[Page and application data records]
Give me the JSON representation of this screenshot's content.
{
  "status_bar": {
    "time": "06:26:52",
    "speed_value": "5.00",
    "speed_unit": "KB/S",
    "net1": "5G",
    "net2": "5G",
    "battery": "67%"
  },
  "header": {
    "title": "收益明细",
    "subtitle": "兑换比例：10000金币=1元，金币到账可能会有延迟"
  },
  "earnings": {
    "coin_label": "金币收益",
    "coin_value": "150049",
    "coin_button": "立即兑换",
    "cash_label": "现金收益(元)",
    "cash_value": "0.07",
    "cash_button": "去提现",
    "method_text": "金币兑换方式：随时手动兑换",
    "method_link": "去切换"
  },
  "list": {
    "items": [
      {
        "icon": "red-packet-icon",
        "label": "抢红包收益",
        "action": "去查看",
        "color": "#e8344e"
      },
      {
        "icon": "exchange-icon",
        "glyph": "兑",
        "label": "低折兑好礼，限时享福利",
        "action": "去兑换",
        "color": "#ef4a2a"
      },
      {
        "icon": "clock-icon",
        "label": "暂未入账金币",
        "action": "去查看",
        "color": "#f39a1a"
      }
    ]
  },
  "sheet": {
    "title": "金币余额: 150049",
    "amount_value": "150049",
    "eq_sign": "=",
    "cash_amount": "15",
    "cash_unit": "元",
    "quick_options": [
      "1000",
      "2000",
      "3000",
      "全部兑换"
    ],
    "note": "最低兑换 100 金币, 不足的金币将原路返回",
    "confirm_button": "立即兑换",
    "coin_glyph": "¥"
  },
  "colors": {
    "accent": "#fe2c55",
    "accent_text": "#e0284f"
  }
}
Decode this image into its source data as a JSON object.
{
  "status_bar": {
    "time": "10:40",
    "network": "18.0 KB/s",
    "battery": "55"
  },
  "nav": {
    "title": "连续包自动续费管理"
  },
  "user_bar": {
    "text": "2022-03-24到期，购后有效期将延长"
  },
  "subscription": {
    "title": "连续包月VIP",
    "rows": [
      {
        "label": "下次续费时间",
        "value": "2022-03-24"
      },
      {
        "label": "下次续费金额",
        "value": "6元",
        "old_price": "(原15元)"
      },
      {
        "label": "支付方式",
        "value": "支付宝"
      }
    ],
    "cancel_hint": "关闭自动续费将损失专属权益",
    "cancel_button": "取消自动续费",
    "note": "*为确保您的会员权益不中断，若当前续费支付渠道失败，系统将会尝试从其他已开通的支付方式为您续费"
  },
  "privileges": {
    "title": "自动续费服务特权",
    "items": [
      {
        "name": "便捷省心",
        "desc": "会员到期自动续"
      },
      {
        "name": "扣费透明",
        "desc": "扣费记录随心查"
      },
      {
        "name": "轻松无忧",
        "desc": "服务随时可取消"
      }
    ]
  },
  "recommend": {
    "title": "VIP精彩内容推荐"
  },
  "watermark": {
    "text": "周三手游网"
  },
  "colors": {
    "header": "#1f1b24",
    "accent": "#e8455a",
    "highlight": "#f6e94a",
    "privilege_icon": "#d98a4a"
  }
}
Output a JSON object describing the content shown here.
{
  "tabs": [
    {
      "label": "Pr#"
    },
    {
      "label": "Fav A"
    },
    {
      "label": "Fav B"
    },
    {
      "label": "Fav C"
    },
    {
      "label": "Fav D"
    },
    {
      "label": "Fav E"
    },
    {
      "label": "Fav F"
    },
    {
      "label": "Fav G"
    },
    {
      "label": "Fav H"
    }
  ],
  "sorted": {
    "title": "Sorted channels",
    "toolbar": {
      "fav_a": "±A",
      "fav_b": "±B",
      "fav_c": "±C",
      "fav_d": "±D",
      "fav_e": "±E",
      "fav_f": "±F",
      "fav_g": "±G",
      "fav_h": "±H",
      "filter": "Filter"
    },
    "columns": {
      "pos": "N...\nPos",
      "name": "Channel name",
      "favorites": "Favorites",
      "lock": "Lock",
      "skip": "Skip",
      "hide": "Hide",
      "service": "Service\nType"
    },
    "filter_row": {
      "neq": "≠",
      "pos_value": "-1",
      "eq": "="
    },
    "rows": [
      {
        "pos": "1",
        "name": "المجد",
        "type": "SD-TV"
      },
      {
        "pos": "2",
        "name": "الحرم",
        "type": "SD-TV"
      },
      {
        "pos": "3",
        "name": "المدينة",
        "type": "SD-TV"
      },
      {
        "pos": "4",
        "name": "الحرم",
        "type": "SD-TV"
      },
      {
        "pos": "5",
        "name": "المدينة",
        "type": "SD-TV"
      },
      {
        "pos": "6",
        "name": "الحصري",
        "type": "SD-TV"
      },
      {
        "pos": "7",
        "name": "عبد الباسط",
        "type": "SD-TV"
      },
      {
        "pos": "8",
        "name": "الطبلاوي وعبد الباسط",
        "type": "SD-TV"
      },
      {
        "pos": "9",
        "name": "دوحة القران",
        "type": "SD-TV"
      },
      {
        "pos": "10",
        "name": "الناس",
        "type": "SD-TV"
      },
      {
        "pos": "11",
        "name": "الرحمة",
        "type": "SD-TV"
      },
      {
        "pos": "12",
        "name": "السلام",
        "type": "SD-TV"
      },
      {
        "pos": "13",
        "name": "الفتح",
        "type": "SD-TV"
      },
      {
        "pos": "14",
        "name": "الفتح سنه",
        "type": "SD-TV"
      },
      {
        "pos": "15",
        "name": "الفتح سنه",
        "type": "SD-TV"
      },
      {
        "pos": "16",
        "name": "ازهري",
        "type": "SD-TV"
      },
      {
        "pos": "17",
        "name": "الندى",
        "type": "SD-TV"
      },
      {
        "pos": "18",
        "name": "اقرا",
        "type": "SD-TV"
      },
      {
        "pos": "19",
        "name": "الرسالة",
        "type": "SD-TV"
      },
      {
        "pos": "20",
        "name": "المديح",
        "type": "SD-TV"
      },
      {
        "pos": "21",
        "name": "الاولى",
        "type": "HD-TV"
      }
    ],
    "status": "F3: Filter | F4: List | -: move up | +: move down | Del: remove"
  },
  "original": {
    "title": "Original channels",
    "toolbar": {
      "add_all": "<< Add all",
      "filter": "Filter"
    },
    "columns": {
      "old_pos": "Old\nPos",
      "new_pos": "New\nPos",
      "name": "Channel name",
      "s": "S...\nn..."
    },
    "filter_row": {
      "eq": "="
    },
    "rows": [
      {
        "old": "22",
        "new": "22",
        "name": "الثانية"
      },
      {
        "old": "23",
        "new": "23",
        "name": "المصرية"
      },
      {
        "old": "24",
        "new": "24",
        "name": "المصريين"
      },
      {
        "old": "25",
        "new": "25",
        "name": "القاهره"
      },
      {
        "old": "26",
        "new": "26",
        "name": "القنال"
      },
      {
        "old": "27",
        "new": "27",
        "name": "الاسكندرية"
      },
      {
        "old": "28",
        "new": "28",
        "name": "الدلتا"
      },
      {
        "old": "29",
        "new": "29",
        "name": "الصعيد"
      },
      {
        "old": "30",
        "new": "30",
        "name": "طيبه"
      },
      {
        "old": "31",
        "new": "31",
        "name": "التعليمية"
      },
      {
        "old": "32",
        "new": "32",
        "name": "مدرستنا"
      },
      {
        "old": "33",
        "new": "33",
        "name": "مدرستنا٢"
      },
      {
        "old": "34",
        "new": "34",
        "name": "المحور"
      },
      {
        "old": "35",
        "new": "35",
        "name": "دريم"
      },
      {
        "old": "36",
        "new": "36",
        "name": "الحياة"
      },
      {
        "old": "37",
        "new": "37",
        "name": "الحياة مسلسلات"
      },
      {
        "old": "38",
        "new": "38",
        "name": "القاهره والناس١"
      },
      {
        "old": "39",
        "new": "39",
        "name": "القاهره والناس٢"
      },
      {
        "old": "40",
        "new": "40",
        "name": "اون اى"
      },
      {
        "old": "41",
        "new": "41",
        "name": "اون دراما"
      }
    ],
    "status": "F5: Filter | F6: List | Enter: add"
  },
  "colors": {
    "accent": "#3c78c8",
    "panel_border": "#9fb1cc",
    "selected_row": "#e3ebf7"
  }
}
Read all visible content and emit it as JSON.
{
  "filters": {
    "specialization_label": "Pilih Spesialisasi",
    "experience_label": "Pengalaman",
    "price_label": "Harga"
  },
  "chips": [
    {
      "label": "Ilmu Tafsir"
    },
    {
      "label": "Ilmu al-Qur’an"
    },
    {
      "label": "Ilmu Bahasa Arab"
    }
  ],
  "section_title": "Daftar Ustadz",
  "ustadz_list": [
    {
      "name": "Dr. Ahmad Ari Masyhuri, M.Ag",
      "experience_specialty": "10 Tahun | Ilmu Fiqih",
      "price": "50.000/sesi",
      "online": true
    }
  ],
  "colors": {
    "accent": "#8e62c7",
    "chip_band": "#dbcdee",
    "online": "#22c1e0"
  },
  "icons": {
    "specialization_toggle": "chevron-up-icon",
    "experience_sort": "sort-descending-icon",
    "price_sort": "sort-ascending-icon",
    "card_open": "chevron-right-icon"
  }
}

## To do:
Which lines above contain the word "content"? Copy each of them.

## Answer for the task:
Give me the JSON representation of this screenshot's content.
Output a JSON object describing the content shown here.
Read all visible content and emit it as JSON.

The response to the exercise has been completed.